There were a few occasions when Jesus was amazed and moved by a person’s faith. The centurion with a sick servant is one example. The woman who’d touched the hem of his robe and received her healing is another, and the foreign woman who asked him to heal her child from the “crumbs from the master’s table” is another.
Jesus had compassion for all, and sometimes healed people without their having to exercise their faith. But on these occasions, what moved and drew power from him was a demonstration of belief in God’s ability and willingness to heal them. These were people that Jesus not only healed instantaneously but commended publicly for their faith.
Jesus was also amazed when people were hardhearted or unbelieving.

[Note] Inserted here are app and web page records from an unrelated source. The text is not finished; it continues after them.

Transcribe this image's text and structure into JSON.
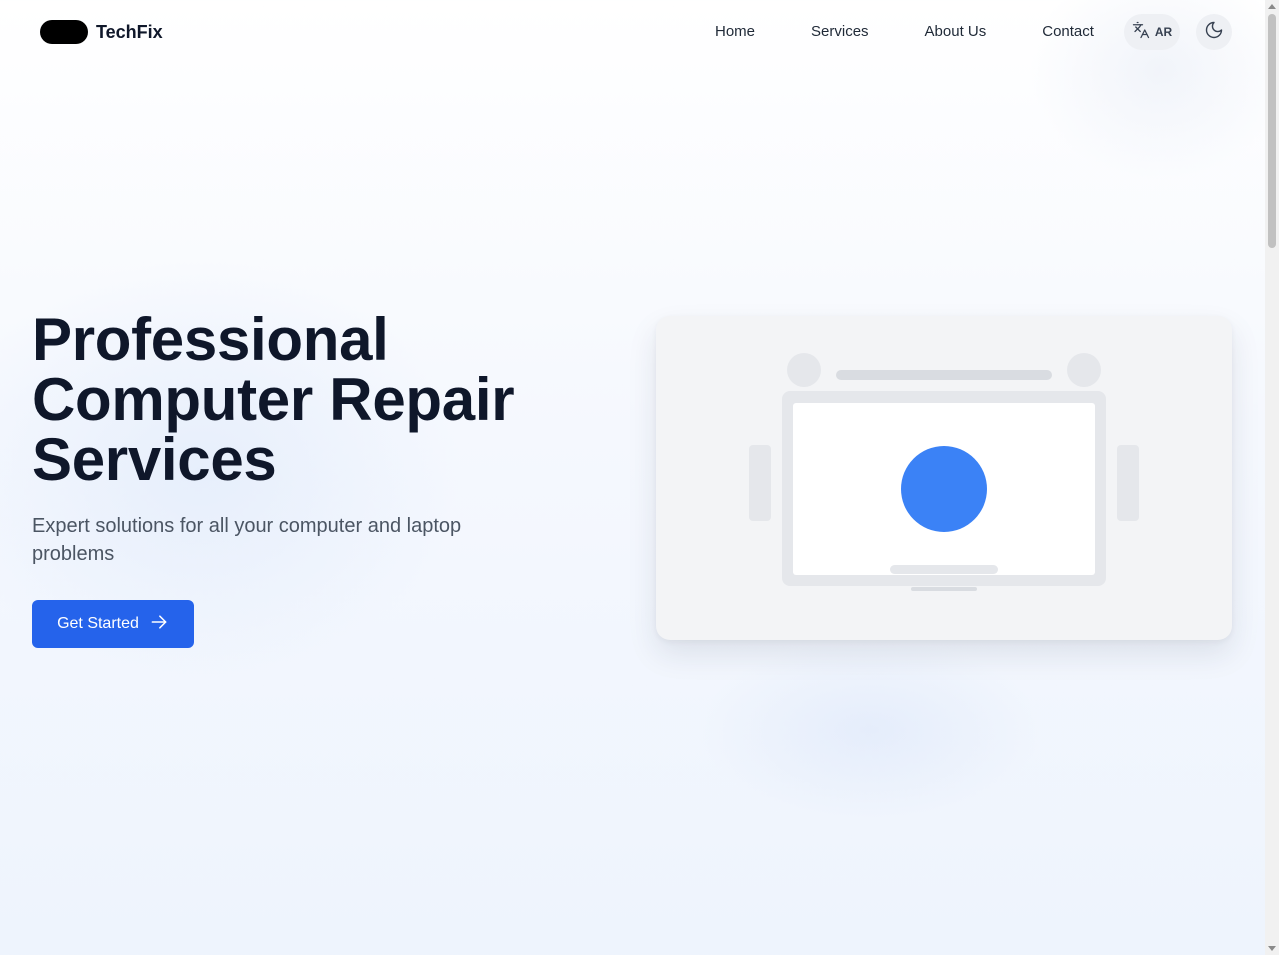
{
  "brand": {
    "name": "TechFix",
    "logo_color": "#000000"
  },
  "nav": {
    "items": [
      {
        "label": "Home"
      },
      {
        "label": "Services"
      },
      {
        "label": "About Us"
      },
      {
        "label": "Contact"
      }
    ],
    "language_button": {
      "label": "AR",
      "icon": "translate-icon"
    },
    "theme_button": {
      "icon": "moon-icon"
    }
  },
  "hero": {
    "title": "Professional Computer Repair Services",
    "subtitle": "Expert solutions for all your computer and laptop problems",
    "cta": {
      "label": "Get Started",
      "icon": "arrow-right-icon"
    }
  },
  "illustration": {
    "icon": "laptop-illustration",
    "accent_color": "#3b82f6"
  },
  "colors": {
    "primary": "#2563eb",
    "heading": "#0f172a",
    "body_text": "#4b5563"
  }
}
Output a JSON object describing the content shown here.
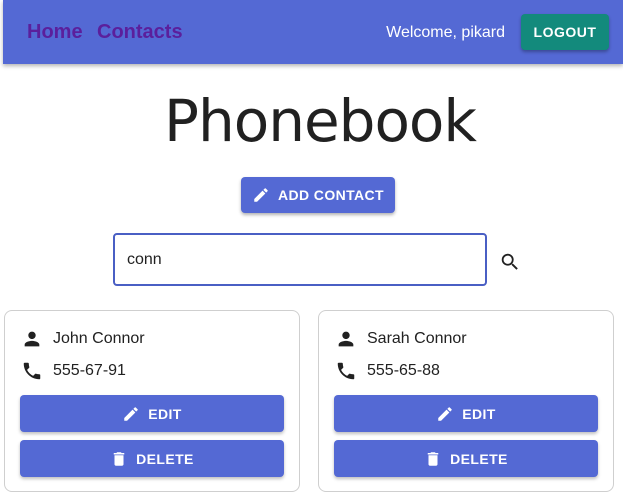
{
  "nav": {
    "home_label": "Home",
    "contacts_label": "Contacts",
    "welcome_text": "Welcome, pikard",
    "logout_label": "LOGOUT"
  },
  "page": {
    "title": "Phonebook",
    "add_label": "ADD CONTACT"
  },
  "search": {
    "value": "conn",
    "icon": "search-icon"
  },
  "contacts": [
    {
      "name": "John Connor",
      "phone": "555-67-91",
      "edit_label": "EDIT",
      "delete_label": "DELETE"
    },
    {
      "name": "Sarah Connor",
      "phone": "555-65-88",
      "edit_label": "EDIT",
      "delete_label": "DELETE"
    }
  ],
  "colors": {
    "primary": "#5469d4",
    "logout": "#138a7c",
    "nav_link": "#5b1f9c"
  }
}
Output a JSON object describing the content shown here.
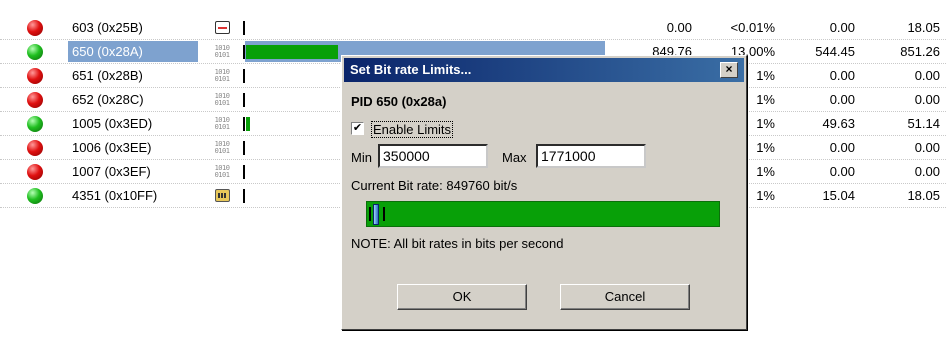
{
  "table": {
    "rows": [
      {
        "status": "red",
        "pid": "603 (0x25B)",
        "type_icon": "stop-box-icon",
        "c1": "0.00",
        "c2": "<0.01%",
        "c3": "0.00",
        "c4": "18.05",
        "bar": 0.0
      },
      {
        "status": "green",
        "pid": "650 (0x28A)",
        "type_icon": "binary-data-icon",
        "c1": "849.76",
        "c2": "13.00%",
        "c3": "544.45",
        "c4": "851.26",
        "bar": 1.0,
        "selected": true
      },
      {
        "status": "red",
        "pid": "651 (0x28B)",
        "type_icon": "binary-data-icon",
        "c1": "",
        "c2": "1%",
        "c3": "0.00",
        "c4": "0.00",
        "bar": 0.0
      },
      {
        "status": "red",
        "pid": "652 (0x28C)",
        "type_icon": "binary-data-icon",
        "c1": "",
        "c2": "1%",
        "c3": "0.00",
        "c4": "0.00",
        "bar": 0.0
      },
      {
        "status": "green",
        "pid": "1005 (0x3ED)",
        "type_icon": "binary-data-icon",
        "c1": "",
        "c2": "1%",
        "c3": "49.63",
        "c4": "51.14",
        "bar": 0.04
      },
      {
        "status": "red",
        "pid": "1006 (0x3EE)",
        "type_icon": "binary-data-icon",
        "c1": "",
        "c2": "1%",
        "c3": "0.00",
        "c4": "0.00",
        "bar": 0.0
      },
      {
        "status": "red",
        "pid": "1007 (0x3EF)",
        "type_icon": "binary-data-icon",
        "c1": "",
        "c2": "1%",
        "c3": "0.00",
        "c4": "0.00",
        "bar": 0.0
      },
      {
        "status": "green",
        "pid": "4351 (0x10FF)",
        "type_icon": "keyboard-icon",
        "c1": "",
        "c2": "1%",
        "c3": "15.04",
        "c4": "18.05",
        "bar": 0.0
      }
    ]
  },
  "dialog": {
    "title": "Set Bit rate Limits...",
    "close_label": "×",
    "pid_title": "PID 650 (0x28a)",
    "enable_limits_label": "Enable Limits",
    "enable_limits_checked": "✔",
    "min_label": "Min",
    "min_value": "350000",
    "max_label": "Max",
    "max_value": "1771000",
    "current_bitrate": "Current Bit rate: 849760 bit/s",
    "note": "NOTE: All bit rates in bits per second",
    "ok_label": "OK",
    "cancel_label": "Cancel"
  },
  "colors": {
    "selection": "#7ea2cf",
    "bar_green": "#08a008",
    "titlebar_start": "#0a246a",
    "titlebar_end": "#3a6ea5",
    "dialog_face": "#d4d0c8"
  }
}
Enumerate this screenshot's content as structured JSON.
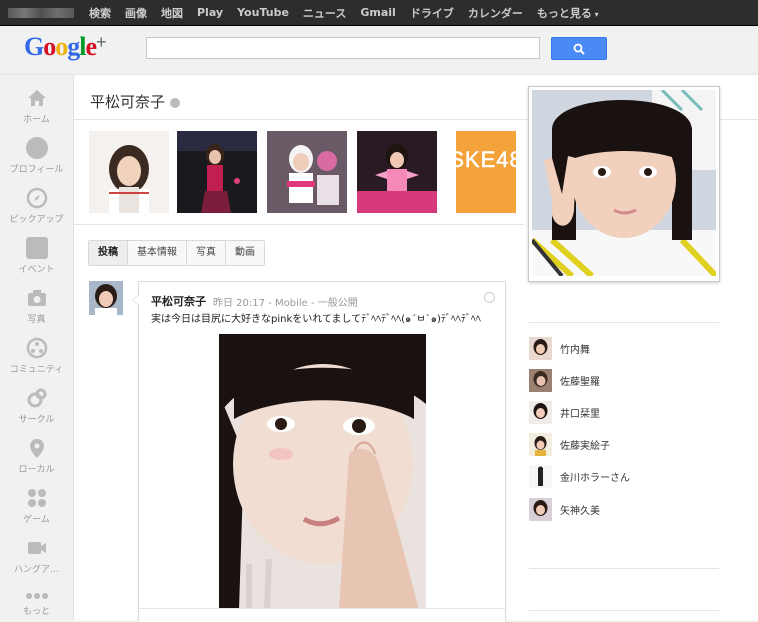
{
  "topbar": {
    "links": [
      "検索",
      "画像",
      "地図",
      "Play",
      "YouTube",
      "ニュース",
      "Gmail",
      "ドライブ",
      "カレンダー"
    ],
    "more": "もっと見る"
  },
  "logo": {
    "G": "G",
    "o1": "o",
    "o2": "o",
    "g": "g",
    "l": "l",
    "e": "e",
    "plus": "+"
  },
  "search": {
    "value": "",
    "button_icon": "search-icon"
  },
  "leftnav": [
    {
      "label": "ホーム",
      "icon": "home-icon"
    },
    {
      "label": "プロフィール",
      "icon": "profile-icon"
    },
    {
      "label": "ピックアップ",
      "icon": "compass-icon"
    },
    {
      "label": "イベント",
      "icon": "calendar-icon"
    },
    {
      "label": "写真",
      "icon": "camera-icon"
    },
    {
      "label": "コミュニティ",
      "icon": "community-icon"
    },
    {
      "label": "サークル",
      "icon": "circles-icon"
    },
    {
      "label": "ローカル",
      "icon": "location-pin-icon"
    },
    {
      "label": "ゲーム",
      "icon": "games-icon"
    },
    {
      "label": "ハングア…",
      "icon": "hangout-icon"
    },
    {
      "label": "もっと",
      "icon": "more-dots-icon"
    }
  ],
  "profile": {
    "name": "平松可奈子",
    "banner_logo": "SKE48"
  },
  "tabs": [
    "投稿",
    "基本情報",
    "写真",
    "動画"
  ],
  "post": {
    "author": "平松可奈子",
    "time": "昨日 20:17",
    "source": "Mobile",
    "visibility": "一般公開",
    "sep": "-",
    "text": "実は今日は目尻に大好きなpinkをいれてましてﾃﾞﾍﾍﾃﾞﾍﾍ(๑´ㅂ`๑)ﾃﾞﾍﾍﾃﾞﾍﾍ"
  },
  "circles": [
    "竹内舞",
    "佐藤聖羅",
    "井口栞里",
    "佐藤実絵子",
    "金川ホラーさん",
    "矢神久美"
  ],
  "colors": {
    "topbar": "#2d2d2d",
    "search_button": "#4a8af4",
    "ske_orange": "#f4a23a"
  }
}
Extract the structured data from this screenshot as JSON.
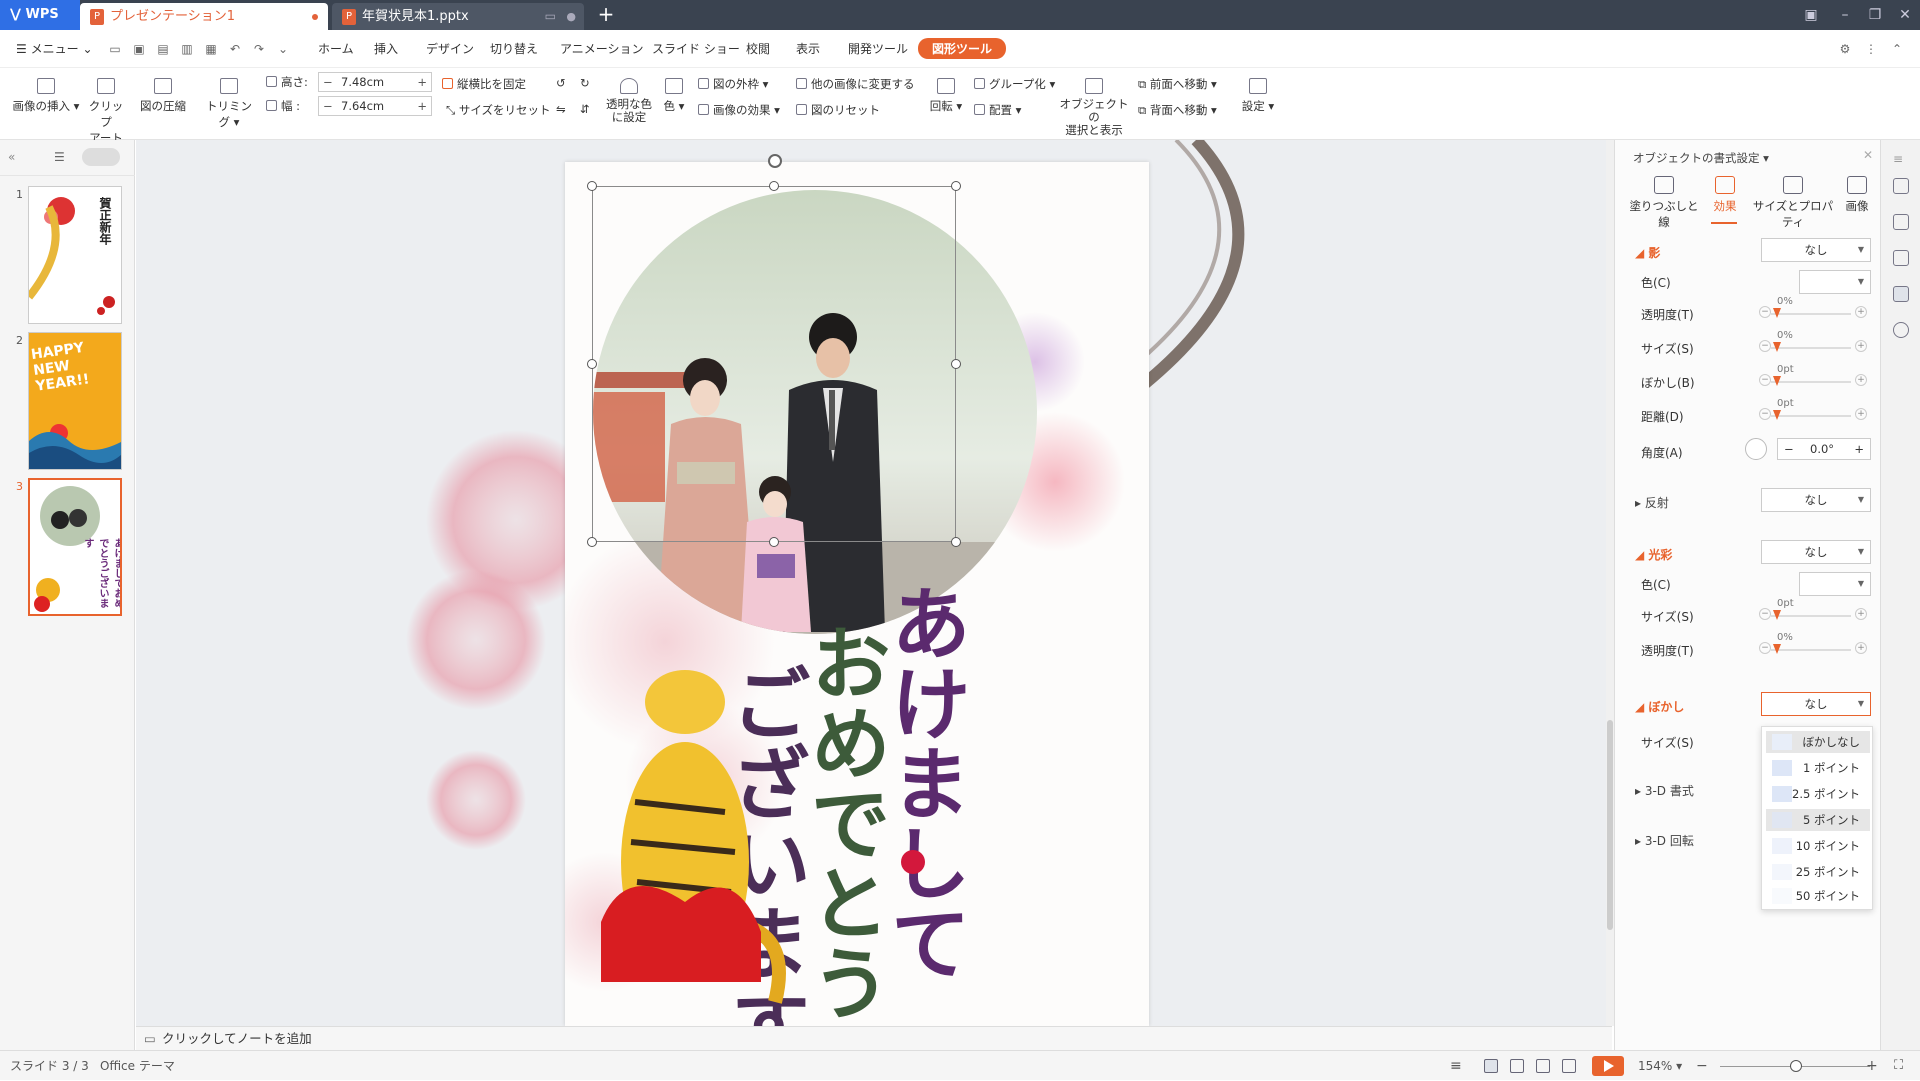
{
  "titlebar": {
    "app_name": "WPS",
    "tabs": [
      {
        "label": "プレゼンテーション1",
        "active": true
      },
      {
        "label": "年賀状見本1.pptx",
        "active": false
      }
    ],
    "new_tab": "+"
  },
  "menubar": {
    "menu_label": "メニュー",
    "items": [
      "ホーム",
      "挿入",
      "デザイン",
      "切り替え",
      "アニメーション",
      "スライド ショー",
      "校閲",
      "表示",
      "開発ツール",
      "図形ツール"
    ],
    "highlighted": "図形ツール"
  },
  "ribbon": {
    "insert_image": "画像の挿入",
    "clipart": "クリップ\nアート",
    "compress": "図の圧縮",
    "trim": "トリミング",
    "height_label": "高さ:",
    "height_value": "7.48cm",
    "width_label": "幅 :",
    "width_value": "7.64cm",
    "lock_ratio": "縦横比を固定",
    "reset_size": "サイズをリセット",
    "transparent": "透明な色\nに設定",
    "color": "色",
    "border": "図の外枠",
    "effects": "画像の効果",
    "change_image": "他の画像に変更する",
    "reset_image": "図のリセット",
    "rotate": "回転",
    "group": "グループ化",
    "arrange": "配置",
    "select_show": "オブジェクトの\n選択と表示",
    "bring_forward": "前面へ移動",
    "send_backward": "背面へ移動",
    "settings": "設定"
  },
  "slides": [
    {
      "number": "1",
      "text": "賀正新年"
    },
    {
      "number": "2",
      "text": "HAPPY NEW YEAR!!"
    },
    {
      "number": "3",
      "text": "あけましておめでとうございます"
    }
  ],
  "slide": {
    "calligraphy": [
      "あけまして",
      "おめでとう",
      "ございます"
    ]
  },
  "notes": {
    "placeholder": "クリックしてノートを追加"
  },
  "format_panel": {
    "title": "オブジェクトの書式設定",
    "tabs": [
      "塗りつぶしと線",
      "効果",
      "サイズとプロパティ",
      "画像"
    ],
    "active_tab": "効果",
    "shadow": {
      "label": "影",
      "value": "なし",
      "color": "色(C)",
      "transparency": "透明度(T)",
      "size": "サイズ(S)",
      "blur": "ぼかし(B)",
      "distance": "距離(D)",
      "angle": "角度(A)",
      "angle_value": "0.0°",
      "pct": "0%",
      "pt": "0pt"
    },
    "reflection": {
      "label": "反射",
      "value": "なし"
    },
    "glow": {
      "label": "光彩",
      "value": "なし",
      "color": "色(C)",
      "size": "サイズ(S)",
      "transparency": "透明度(T)",
      "pt": "0pt",
      "pct": "0%"
    },
    "soft_edges": {
      "label": "ぼかし",
      "value": "なし",
      "size": "サイズ(S)"
    },
    "format_3d": "3-D 書式",
    "rotation_3d": "3-D 回転",
    "dropdown_options": [
      "ぼかしなし",
      "1 ポイント",
      "2.5 ポイント",
      "5 ポイント",
      "10 ポイント",
      "25 ポイント",
      "50 ポイント"
    ]
  },
  "status": {
    "slide_info": "スライド 3 / 3",
    "theme": "Office テーマ",
    "zoom": "154%"
  },
  "colors": {
    "accent": "#e8632d",
    "titlebar": "#3a4350",
    "wps_blue": "#2f6fe5"
  }
}
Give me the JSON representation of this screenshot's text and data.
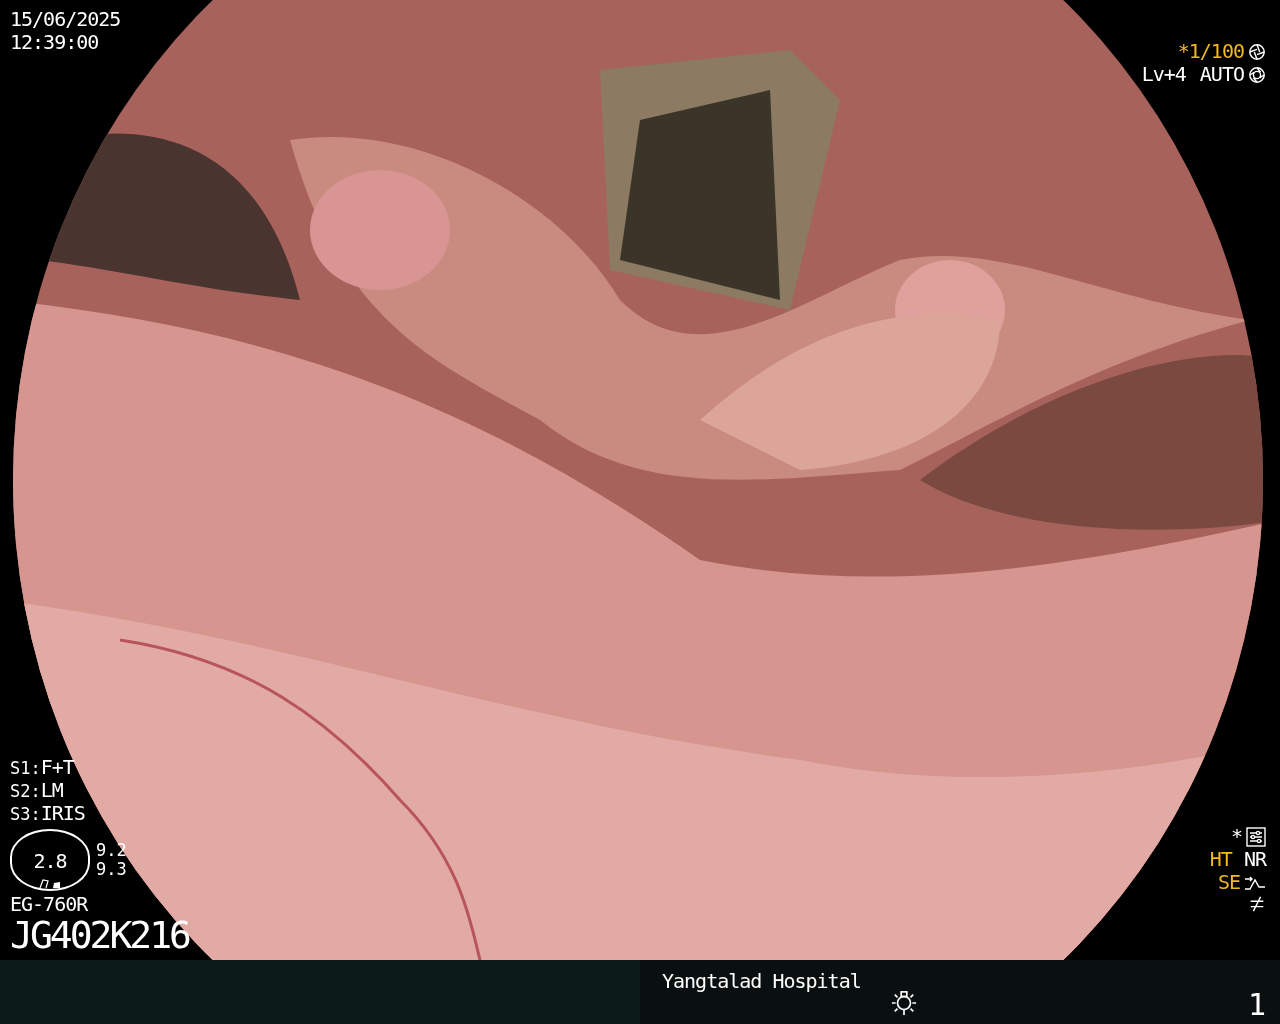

He was amazed that the Pharisees, who were the guardians and teachers of Jewish law, could not recognize that he was the Messiah standing in their midst. Those who knew the Scriptures best seemed to be least equipped to recognize the arrival of the King. John’s Gospel tells us, “He came to that which was his own, but his own did not receive him. Yet to all who did receive him, to those who believed in his name, he gave the right to become children of God” (Jn. 1:11-12). He harshly upbraided as hypocrites those religious leaders who “shut the door of the kingdom of heaven in people’s faces.” He was amazed at hard hearts that would refuse to enter the grace of God and would impede others from doing so (Matt. 23:13).
Jesus was amazed at the unbelief he encountered in his hometown of Nazareth. These were his own family, his own tribe. They had watched him grow up and they must have known the story of the miracles surrounding his conception and birth. Even after tales of astonishing miracles (see Mark 5), the people of Nazareth could not or would not honor him as the Promised One, or even as a prophet who should be revered. He said to them, “A prophet is not without honor except in his own town, among his relatives and in his own home.” Because of their unbelief, “He could not do any miracles there, except lay his hands on a few sick people and heal them.”
“And he was “amazed at their lack of faith” (Mark 6:6).
Even Jesus followers and closest disciples surprised him with their lack of faith. They were astonished over and over by his teaching, by his healings, by his walking on the water, or calming a raging storm.
Jesus presented faith as such a simple thing, and yet to human ears, what they were experiencing in his presence defied their comprehension. On the road to Emmaus, the resurrected Christ listened to the confused lament of two disciple about his recent crucifixion. He proclaimed to them, “How foolish you are, and how slow to believe all that the prophets have spoken” (Luke 24:25)!
People were astonished by Jesus as he ministered in truth, authority, and the manifest power of God. Jesus was delighted when people responded with faith. But Jesus was astonished also when people could not take in and accept by faith who he was and what his coming meant for them.
In his gospel, all it takes is the faith of a child. A tiny bit of faith the size of a mustard seed allows us to command a mountain to jump into the sea.
Most of us, unfortunately, have to fight against unbelief for the entirety of our Christian walk. It is a rare saint indeed who daily walks in the fully energized and activated power of the risen Lord, expecting miracles as a matter of course.
I am not there yet, but this is my aspiration–to please and astonish my Lord with the tenacity and depth of my faith in him and what he is achieving in me. That is–transforming me with “ever-increasing glory” (2 Cor. 3:18)! And I strive to never cause him grief by an unbelieving heart.
I love you Lord. Amen.